## [Available data]

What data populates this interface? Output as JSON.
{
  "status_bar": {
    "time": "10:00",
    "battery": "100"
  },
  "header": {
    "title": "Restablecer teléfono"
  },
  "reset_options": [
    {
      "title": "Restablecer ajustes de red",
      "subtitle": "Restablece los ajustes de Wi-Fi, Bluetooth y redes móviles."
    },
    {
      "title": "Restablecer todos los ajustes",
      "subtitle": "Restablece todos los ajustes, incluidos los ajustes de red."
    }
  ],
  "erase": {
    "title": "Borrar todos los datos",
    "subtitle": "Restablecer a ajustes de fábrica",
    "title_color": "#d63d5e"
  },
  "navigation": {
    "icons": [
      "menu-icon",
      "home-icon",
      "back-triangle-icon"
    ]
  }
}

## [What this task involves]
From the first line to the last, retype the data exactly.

## [Exercise answer]
What data populates this interface? Output as JSON.
{
  "status_bar": {
    "time": "10:00",
    "battery": "100"
  },
  "header": {
    "title": "Restablecer teléfono"
  },
  "reset_options": [
    {
      "title": "Restablecer ajustes de red",
      "subtitle": "Restablece los ajustes de Wi-Fi, Bluetooth y redes móviles."
    },
    {
      "title": "Restablecer todos los ajustes",
      "subtitle": "Restablece todos los ajustes, incluidos los ajustes de red."
    }
  ],
  "erase": {
    "title": "Borrar todos los datos",
    "subtitle": "Restablecer a ajustes de fábrica",
    "title_color": "#d63d5e"
  },
  "navigation": {
    "icons": [
      "menu-icon",
      "home-icon",
      "back-triangle-icon"
    ]
  }
}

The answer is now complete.